From the half marathon split, full marathoners will begin working their way toward White Rock Lake, traveling though several small, residential neighborhoods until reaching the Granada Theater just past mile 10. We’ll be approaching the theater from a different direction this year, and almost at the end of that five mile climb that started just before the Texas Scottish Rite Children’s Hospital. The Granada has always been a highlight of the course, with bands, crowds and spirited spectators – soak up some of that energy to carry you to the half marathon point!
This year’s half marathon point comes just before you finally reach White Rock Lake. The final approach to the lake will take you through some shopping areas near mile 12, and drop you off for your four mile stint along the shore. We’ll be running a shorter stretch of the lake than before, with the shore to our right as we pass several landmarks along it including Winfrey Point at mile 17. You’re now down to “single digits” as you work your way toward the finish with only 9 miles to go, but the view of downtown from the lake may be just as discouraging as it is encouraging. Now is the time to dig deep; you’ve got some beautiful neighborhoods to run through up ahead, and if you’ve run the Dallas Marathon in past years, you’ll be in familiar territory for the next few miles.

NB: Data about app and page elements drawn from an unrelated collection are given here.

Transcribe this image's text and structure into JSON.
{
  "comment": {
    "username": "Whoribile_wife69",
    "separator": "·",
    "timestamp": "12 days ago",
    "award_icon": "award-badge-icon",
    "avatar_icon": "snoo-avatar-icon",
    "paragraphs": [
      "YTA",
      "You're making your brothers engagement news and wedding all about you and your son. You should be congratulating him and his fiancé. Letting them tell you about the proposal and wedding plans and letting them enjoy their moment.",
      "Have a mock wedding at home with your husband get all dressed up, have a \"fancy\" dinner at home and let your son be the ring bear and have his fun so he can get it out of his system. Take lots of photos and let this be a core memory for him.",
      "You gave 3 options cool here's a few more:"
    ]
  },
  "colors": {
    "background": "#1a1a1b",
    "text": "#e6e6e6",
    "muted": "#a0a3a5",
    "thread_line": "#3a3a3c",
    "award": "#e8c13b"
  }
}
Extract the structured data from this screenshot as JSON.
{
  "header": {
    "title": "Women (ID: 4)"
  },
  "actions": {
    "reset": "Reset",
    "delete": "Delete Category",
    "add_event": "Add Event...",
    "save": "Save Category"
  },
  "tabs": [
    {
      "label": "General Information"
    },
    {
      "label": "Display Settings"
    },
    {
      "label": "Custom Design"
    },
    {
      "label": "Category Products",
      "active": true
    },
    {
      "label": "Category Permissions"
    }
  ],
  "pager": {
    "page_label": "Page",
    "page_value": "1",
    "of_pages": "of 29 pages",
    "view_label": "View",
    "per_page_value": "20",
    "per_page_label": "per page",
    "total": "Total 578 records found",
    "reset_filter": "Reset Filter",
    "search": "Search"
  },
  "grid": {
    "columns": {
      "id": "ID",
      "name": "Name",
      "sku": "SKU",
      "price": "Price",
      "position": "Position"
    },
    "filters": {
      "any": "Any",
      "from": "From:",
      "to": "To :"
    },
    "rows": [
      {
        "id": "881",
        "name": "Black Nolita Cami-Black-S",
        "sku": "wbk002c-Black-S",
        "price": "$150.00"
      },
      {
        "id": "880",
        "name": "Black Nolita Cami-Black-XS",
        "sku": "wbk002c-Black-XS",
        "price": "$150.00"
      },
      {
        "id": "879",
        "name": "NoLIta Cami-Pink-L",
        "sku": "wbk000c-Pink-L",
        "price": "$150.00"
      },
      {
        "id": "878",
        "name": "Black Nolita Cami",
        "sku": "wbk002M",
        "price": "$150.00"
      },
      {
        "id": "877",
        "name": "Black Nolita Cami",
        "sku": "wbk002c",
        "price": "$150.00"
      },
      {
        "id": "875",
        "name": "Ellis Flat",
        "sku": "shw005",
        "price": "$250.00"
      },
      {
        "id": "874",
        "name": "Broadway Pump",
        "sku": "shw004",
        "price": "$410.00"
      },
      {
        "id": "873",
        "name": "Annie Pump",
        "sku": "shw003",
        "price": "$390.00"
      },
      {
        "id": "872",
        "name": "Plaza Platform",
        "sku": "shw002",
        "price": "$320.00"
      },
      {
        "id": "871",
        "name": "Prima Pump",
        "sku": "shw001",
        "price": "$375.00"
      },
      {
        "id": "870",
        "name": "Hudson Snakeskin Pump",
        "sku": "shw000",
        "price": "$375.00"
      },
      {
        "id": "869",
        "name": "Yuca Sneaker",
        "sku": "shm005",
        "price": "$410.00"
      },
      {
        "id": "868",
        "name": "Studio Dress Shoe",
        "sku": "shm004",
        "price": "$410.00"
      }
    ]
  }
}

As you exit the lake, you’ll run a brief stretch of flat road before encountering your final major challenge of the day: the Dolly Parton Hills. One of the most famous (or infamous) offerings of the Dallas Marathon course, the Dolly Parton hills are two short but very steep hills in quick succession just past mile 19. The good news? Dolly Parton impersonators, Hooters girls and cheerleaders are on-hand to distract your thoughts and cheer you up those hills. The not-so-good news? You actually continue on a climb (though not as severe) up Swiss Avenue until mile 21 – so dig deep, listen to your pace leader’s encouragement and instruction, and keep focused on your goal. You’ll be running through some truly beautiful areas now, rich with history and lined with beautiful homes. Take some time to breathe deeply, look around, and enjoy the scenery in spite of your fatigue. You’re getting so close – don’t let go of it now!
Starting at about mile 24, the number of spectators, bands and crowds should be picking up. You’ll be on the outskirts of downtown now, waiting to see that downtown skyline for the third and FINAL time. Your new finish line takes you onto Young Street with exactly one mile to go; now you can see the skyline and all you have to do is get to it. As you work your way to the final turn to the finish line at the Convention Center, take a moment to congratulate yourself not just on your race, but on the months of hard work and sacrifice you put into this effort. Congratulations – you did it!
Clif Bar's Own Self-Built Spartan Champion
Meaghan Praznik loves Spartan Races. Here's why.
Interview with Stephanie Howe
Find out how she fuels and trains for a 100 miles
Protein has earned its reputation as a work horse for your body. Understanding how much you need ...